I spent most of my parties and elections class discussing the Foley case. There were, in our collective wisdom, three issues that came to the fore. First, and most obviously, Foley’s bad behavior, and its true, likely as yet unrevealed, extent. Second, how Foley’s colleagues on both sides of the aisle ought to have dealt with what people are claiming was an "open secret." This is of course a Republican problem, but it’s also a Congressional problem. I don’t stand aside and watch a colleague engage in questionable behavior, regardless of which side he’s on. If I don’t approach him directly, I go to someone in the other party with whom I have a reasonably good personal relationship and share my concerns. Congress ought, in the first instance, actually to police itself. It shouldn’t be a partisan matter, either in terms of discipline or, also, in terms of exploitation.
Which leads me to the third point: if the partisan context for dealing with this bad behavior is unavoidable, if each side is happy to leave it to the other to deal with its own, er, transgressors, then both sides are culpable for the resulting missteps. If you think that your opponents will jump on any evidence of misbehavior, then your temptation is to keep things as quiet as possible, to cover up or sweep under the rug, rather than fully investigate. Of course, this is a Republican problem, but it’s also a problem of Congressional hyperpartisanship. If either party didn’t have to pay for policing its own members, or if policing individual misbehavior were undertstood to be a collective (non-partisan) responsibility, we wouldn’t have this problem, or at least we’d have less of it.
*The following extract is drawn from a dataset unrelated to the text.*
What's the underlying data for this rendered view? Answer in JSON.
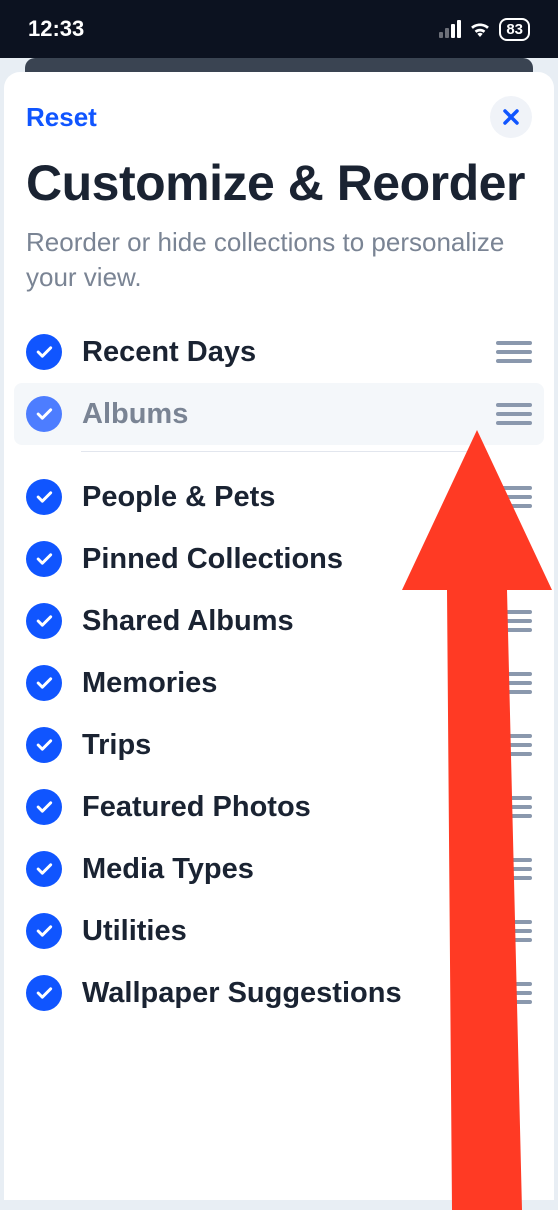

Update: Heres an article offering evidence for the "open secret" thesis. Hard evidence of "inappropriate" contact with pages, in this context, should have been pursued vigorously.